Annex E. Application of Legal Processes
This sub-section outlines the legislative change requirements for each delivery option, and sets out an indicative delivery timetable.
Central Coordinated Option
As explained above, the main requirements for instituting the would require:
- Further devolution of powers from Westminster to the Scottish Parliament.
This could be achieved through an Order in Council, which is a form of secondary legislation of the UK Government. It would not therefore need approval by the UK Parliament. There is no guarantee that the UK Government would be willing to promote the secondary legislation that would be required. Even if it was, it is likely to take some time to achieve, particularly in the wider context of Brexit and the amount of parliamentary time that will be devoted to Brexit legislation (including substantial amounts of secondary legislation) in the coming years.
Once granted, the IGC could be introduced in Scotland via primary legislation of the Scottish Parliament. It is likely that primary legislation would set out the broad powers needed for IGC to be introduced, with the detail to be fleshed out in secondary legislation.
Further guidance from the Scottish Ministers on the application of the regulations in practice would likely be required.
Local Coordinated Option
Implementing the within devolved powers would require:
- Primary legislation of the Scottish Parliament;
- Secondary legislation by the Scottish Ministers; and
- Statutory guidance.
In particular, there would likely need to be detailed guidance for planning authorities on ensuring a sufficiently local connection for any spending on infrastructure, particularly if payments were being made to third party bodies or if funds were being applied to cross-authority projects. This may be achieved by ensuring close alignment with Local Development Plans.
Draft Delivery Programme
This subsection sets out a high-level timescale for the delivery of the IGC variants.
It is difficult to anticipate detailed timescales for delivery without a clearer understanding of the design stages. Theses delivery timescales are therefore indicative but reflects professional judgment with respect to likely design, development and implementation. Central Coordinated Option
- Stage 1: Lobbying UK Government for change to devolved taxation powers and securing necessary legislative change: 1-2 years;
- Stage 2: Drafting Bill for progression through the Scottish Parliament up to obtaining Royal Assent: 1-2 years;
- Stage 3: Preparing and giving effect to regulations and statutory guidance: 1-2 years; and
- Stage 4: Allowing a period of time for implementation in practice: 1-2 years.
Note that many of these steps may run contemporaneously, so the overall timescale for delivery (from design to implementation) is likely to be between 3 and 5 years.
Local Coordinated Option
- Stage 1: Drafting Bill for progression through the Scottish Parliament up to obtaining Royal Assent: 1-2 years;
- Stage 2: Preparing and giving effect to regulations and statutory guidance:
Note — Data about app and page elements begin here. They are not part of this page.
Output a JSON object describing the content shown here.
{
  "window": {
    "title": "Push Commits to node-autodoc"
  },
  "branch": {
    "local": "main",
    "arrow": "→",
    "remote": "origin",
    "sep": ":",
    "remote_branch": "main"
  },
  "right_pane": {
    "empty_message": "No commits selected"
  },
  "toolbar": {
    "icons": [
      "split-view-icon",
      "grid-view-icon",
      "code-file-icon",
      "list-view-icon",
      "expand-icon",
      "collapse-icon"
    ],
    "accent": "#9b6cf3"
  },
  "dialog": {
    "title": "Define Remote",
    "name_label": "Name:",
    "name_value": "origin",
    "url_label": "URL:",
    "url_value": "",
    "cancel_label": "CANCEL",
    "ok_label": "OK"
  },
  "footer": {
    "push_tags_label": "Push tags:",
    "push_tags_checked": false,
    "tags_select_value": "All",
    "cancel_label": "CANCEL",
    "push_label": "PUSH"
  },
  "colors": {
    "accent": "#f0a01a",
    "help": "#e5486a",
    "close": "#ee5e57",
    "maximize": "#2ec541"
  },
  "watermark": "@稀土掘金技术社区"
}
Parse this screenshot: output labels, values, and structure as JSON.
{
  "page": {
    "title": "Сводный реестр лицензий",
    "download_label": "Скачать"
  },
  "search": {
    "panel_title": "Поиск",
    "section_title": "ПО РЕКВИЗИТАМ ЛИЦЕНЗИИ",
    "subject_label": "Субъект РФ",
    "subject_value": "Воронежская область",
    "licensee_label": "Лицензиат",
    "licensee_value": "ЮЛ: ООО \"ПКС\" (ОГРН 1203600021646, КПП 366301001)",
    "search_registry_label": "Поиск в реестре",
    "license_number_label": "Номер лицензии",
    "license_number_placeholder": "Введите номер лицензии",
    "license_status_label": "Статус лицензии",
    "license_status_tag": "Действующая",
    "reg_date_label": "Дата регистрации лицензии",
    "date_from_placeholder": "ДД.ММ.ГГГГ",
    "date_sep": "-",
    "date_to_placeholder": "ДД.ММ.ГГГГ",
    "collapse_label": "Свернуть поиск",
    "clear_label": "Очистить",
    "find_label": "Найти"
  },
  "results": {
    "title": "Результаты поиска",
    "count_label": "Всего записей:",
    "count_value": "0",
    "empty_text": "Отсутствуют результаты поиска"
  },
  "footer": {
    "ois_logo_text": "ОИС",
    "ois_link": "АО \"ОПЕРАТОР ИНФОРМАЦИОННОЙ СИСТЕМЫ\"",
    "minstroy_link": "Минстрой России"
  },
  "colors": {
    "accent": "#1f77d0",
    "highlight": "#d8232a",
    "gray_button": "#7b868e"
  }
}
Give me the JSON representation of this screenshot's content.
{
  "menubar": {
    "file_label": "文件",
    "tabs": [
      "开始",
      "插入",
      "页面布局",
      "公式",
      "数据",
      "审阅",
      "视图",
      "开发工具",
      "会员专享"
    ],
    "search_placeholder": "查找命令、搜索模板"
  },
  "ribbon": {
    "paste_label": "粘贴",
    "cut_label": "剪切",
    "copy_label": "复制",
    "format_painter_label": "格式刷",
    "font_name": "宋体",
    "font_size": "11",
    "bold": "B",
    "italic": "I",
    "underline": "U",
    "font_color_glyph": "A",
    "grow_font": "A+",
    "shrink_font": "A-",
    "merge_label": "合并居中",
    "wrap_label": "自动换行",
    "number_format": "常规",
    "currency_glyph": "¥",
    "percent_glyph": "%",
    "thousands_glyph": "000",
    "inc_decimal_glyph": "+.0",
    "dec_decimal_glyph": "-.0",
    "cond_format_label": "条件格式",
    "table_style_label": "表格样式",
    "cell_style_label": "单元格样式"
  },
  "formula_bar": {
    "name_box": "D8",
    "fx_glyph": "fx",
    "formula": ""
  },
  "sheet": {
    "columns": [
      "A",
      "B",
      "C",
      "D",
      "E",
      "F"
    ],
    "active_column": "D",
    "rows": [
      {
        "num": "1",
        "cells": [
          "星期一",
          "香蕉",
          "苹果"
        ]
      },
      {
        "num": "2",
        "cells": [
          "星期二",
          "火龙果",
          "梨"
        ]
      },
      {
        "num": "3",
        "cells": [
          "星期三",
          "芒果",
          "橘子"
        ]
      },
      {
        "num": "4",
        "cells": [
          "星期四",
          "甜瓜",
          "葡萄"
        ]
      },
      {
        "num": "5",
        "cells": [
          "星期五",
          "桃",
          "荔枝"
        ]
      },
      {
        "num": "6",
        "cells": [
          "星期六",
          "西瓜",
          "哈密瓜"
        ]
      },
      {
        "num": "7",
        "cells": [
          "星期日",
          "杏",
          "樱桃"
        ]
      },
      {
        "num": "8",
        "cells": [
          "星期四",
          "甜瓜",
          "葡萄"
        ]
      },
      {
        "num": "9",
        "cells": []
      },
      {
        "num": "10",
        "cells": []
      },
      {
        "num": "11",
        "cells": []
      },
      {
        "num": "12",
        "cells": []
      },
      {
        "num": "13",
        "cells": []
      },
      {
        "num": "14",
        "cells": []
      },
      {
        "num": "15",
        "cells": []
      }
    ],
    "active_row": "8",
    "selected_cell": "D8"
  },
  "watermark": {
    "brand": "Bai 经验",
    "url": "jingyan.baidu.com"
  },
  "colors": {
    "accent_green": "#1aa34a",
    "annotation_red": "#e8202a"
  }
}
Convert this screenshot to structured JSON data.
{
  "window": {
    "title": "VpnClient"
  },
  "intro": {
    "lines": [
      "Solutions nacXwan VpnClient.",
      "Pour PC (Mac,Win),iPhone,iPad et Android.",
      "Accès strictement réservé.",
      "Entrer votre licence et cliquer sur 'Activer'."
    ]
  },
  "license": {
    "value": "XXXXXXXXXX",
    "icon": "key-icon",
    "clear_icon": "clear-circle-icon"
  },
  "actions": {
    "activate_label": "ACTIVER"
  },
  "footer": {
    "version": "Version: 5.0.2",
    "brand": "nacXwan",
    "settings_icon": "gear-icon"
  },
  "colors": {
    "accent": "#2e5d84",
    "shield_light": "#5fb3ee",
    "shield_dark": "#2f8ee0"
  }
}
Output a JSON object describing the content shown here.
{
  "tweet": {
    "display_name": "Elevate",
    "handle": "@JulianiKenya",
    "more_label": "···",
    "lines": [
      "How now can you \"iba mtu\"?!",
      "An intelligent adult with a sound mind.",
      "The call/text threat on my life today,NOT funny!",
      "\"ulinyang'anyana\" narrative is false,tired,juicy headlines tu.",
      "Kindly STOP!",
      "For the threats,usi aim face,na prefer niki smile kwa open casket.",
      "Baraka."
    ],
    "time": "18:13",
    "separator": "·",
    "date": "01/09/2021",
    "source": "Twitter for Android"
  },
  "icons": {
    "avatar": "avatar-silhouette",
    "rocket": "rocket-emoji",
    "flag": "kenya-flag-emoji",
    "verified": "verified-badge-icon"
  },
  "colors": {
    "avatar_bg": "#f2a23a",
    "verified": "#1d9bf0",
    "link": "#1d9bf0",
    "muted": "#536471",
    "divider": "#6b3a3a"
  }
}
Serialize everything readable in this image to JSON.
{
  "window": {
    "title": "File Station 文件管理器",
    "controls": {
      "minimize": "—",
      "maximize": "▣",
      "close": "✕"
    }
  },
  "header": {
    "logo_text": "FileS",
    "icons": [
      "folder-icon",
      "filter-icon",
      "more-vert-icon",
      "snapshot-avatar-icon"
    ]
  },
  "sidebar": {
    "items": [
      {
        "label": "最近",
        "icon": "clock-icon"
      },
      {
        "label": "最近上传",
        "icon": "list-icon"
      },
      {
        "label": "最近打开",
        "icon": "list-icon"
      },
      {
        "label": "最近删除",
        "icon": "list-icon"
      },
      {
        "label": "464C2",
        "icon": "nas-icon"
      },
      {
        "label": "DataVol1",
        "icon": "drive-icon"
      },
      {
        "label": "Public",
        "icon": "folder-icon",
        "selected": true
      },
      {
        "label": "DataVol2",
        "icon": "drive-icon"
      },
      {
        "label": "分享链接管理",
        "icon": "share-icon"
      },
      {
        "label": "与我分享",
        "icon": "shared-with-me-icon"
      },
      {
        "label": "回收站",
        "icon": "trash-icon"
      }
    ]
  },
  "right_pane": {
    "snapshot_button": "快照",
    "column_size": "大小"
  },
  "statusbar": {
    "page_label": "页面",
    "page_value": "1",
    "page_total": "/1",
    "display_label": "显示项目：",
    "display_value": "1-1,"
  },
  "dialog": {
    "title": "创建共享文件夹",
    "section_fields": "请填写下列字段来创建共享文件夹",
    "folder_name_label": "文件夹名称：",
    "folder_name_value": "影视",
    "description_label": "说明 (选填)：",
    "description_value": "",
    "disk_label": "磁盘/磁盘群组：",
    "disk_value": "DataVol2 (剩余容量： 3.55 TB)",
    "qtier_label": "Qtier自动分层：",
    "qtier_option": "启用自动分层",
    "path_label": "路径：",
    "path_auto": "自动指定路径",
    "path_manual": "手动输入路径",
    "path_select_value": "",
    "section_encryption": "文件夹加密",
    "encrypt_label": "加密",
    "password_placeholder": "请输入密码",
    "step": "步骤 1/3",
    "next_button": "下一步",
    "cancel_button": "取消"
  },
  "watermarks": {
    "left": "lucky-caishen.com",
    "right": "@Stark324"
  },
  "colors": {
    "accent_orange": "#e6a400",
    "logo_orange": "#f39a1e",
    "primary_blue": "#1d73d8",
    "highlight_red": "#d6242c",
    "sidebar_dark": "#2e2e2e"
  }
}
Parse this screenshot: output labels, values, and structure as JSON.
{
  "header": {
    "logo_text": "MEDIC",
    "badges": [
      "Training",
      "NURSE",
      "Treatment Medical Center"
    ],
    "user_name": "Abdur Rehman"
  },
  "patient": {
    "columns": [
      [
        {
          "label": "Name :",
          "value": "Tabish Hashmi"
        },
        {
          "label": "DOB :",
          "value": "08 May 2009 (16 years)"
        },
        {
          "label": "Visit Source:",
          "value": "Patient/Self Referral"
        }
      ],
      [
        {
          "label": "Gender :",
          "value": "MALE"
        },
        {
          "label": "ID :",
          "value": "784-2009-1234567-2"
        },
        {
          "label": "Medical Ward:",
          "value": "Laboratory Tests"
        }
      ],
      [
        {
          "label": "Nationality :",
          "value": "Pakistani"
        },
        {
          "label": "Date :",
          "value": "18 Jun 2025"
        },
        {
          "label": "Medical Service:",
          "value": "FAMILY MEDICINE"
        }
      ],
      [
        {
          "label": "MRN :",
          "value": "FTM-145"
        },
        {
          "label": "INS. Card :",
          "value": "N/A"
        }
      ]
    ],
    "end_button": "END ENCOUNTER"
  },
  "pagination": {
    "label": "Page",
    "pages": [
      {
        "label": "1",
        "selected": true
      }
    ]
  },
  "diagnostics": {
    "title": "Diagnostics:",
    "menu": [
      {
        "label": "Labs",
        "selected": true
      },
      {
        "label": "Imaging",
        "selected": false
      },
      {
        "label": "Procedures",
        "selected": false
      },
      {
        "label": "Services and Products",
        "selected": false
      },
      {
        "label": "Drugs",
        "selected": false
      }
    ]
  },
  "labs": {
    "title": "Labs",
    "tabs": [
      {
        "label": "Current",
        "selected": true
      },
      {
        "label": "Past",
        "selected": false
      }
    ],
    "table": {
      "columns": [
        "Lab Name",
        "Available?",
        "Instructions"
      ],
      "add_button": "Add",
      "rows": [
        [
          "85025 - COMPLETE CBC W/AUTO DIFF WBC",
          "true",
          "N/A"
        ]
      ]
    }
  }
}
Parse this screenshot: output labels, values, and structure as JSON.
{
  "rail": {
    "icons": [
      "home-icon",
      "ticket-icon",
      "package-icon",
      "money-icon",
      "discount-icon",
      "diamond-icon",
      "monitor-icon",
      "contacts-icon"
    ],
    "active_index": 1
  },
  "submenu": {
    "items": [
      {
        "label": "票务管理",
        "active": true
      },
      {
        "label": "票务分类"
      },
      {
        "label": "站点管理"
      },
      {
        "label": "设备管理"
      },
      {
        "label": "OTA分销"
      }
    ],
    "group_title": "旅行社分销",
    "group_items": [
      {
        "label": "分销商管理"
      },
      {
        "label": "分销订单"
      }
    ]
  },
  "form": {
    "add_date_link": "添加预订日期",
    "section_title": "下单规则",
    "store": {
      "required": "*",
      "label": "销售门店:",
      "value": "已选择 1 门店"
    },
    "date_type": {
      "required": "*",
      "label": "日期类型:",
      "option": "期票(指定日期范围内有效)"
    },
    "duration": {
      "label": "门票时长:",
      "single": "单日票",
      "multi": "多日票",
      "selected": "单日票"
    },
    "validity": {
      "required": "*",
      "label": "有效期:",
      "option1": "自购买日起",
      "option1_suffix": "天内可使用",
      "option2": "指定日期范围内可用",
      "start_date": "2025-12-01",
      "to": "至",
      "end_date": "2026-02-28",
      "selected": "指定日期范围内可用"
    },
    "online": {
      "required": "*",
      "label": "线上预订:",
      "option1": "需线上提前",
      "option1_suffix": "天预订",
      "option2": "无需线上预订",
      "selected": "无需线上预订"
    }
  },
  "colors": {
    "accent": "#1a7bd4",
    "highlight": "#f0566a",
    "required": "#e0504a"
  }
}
1-2 years; and
- Stage 3: Allowing a period of time for implementation in practice: 1-2 years.
Note that many of these steps may run contemporaneously, so the overall timescale for delivery (from design to implementation) is likely to be between 2 and 4 years.
It is difficult to anticipate the requirements for preparing existing organisations and government bodies for the delivery of both variants of the IGC. Specific legislative, administrative and other practical challenges have not been scoped at this stage and would likely arise in the detailed design stage. Approximate estimates of set up and administration costs are provided in Annex F.